[WORK ITEM]: After counting the lines below that hold the word "snippet", reply with the count and nothing else.

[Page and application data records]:
-*-

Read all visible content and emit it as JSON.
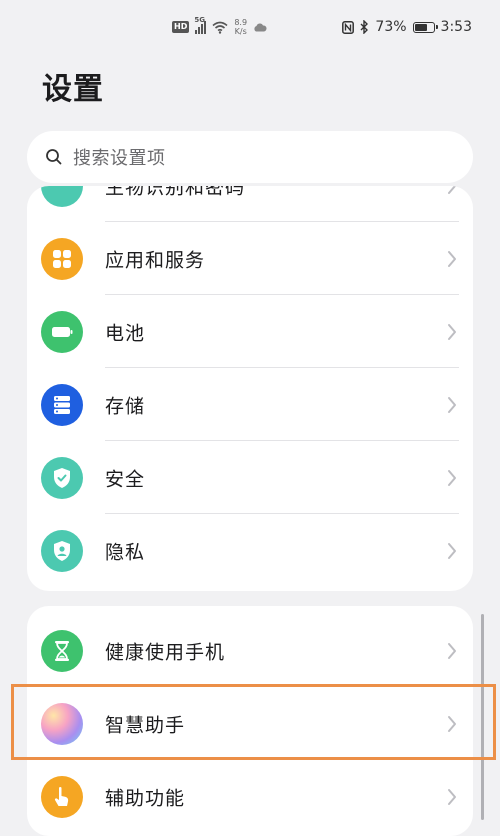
{
  "status_bar": {
    "hd": "HD",
    "network": "5G",
    "speed_value": "8.9",
    "speed_unit": "K/s",
    "battery": "73%",
    "battery_level": 0.73,
    "time": "3:53"
  },
  "page": {
    "title": "设置"
  },
  "search": {
    "placeholder": "搜索设置项"
  },
  "settings_group_1": [
    {
      "label": "生物识别和密码",
      "icon": "fingerprint-icon",
      "color": "#4cc9b0"
    },
    {
      "label": "应用和服务",
      "icon": "apps-icon",
      "color": "#f5a623"
    },
    {
      "label": "电池",
      "icon": "battery-icon",
      "color": "#3ec26e"
    },
    {
      "label": "存储",
      "icon": "storage-icon",
      "color": "#1f5fe0"
    },
    {
      "label": "安全",
      "icon": "shield-check-icon",
      "color": "#4cc9b0"
    },
    {
      "label": "隐私",
      "icon": "privacy-icon",
      "color": "#4cc9b0"
    }
  ],
  "settings_group_2": [
    {
      "label": "健康使用手机",
      "icon": "hourglass-icon",
      "color": "#3ec26e"
    },
    {
      "label": "智慧助手",
      "icon": "assistant-icon",
      "color": "#b88ae8"
    },
    {
      "label": "辅助功能",
      "icon": "hand-icon",
      "color": "#f5a623"
    }
  ],
  "highlight_color": "#ec8f47"
}
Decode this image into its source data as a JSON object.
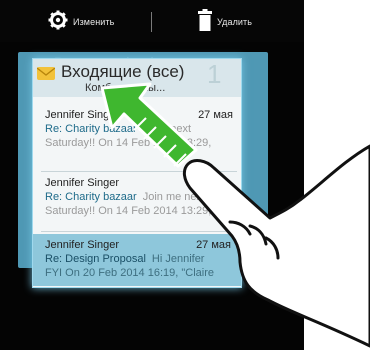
{
  "toolbar": {
    "edit_label": "Изменить",
    "delete_label": "Удалить"
  },
  "background_widget": {
    "title": "Входящие (все)",
    "count": "1"
  },
  "widget": {
    "title": "Входящие (все)",
    "count": "1",
    "subtitle": "Комб... данны..."
  },
  "messages": [
    {
      "from": "Jennifer Singer",
      "date": "27 мая",
      "subject": "Re: Charity bazaar",
      "snippet": "...me next",
      "preview": "Saturday!! On 14 Feb 2014 13:29,"
    },
    {
      "from": "Jennifer Singer",
      "date": "",
      "subject": "Re: Charity bazaar",
      "snippet": "Join me next",
      "preview": "Saturday!! On 14 Feb 2014 13:29,"
    },
    {
      "from": "Jennifer Singer",
      "date": "27 мая",
      "subject": "Re: Design Proposal",
      "snippet": "Hi Jennifer",
      "preview": "FYI On 20 Feb 2014 16:19, \"Claire"
    }
  ],
  "icons": {
    "edit": "gear-icon",
    "delete": "trash-icon",
    "mail": "mail-icon",
    "arrow": "drag-arrow-icon",
    "hand": "pointing-hand-icon"
  },
  "colors": {
    "highlight": "#58a9c8",
    "arrow": "#3fb72f",
    "accent_text": "#1e6b8a"
  }
}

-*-

[RESPONSE]: 3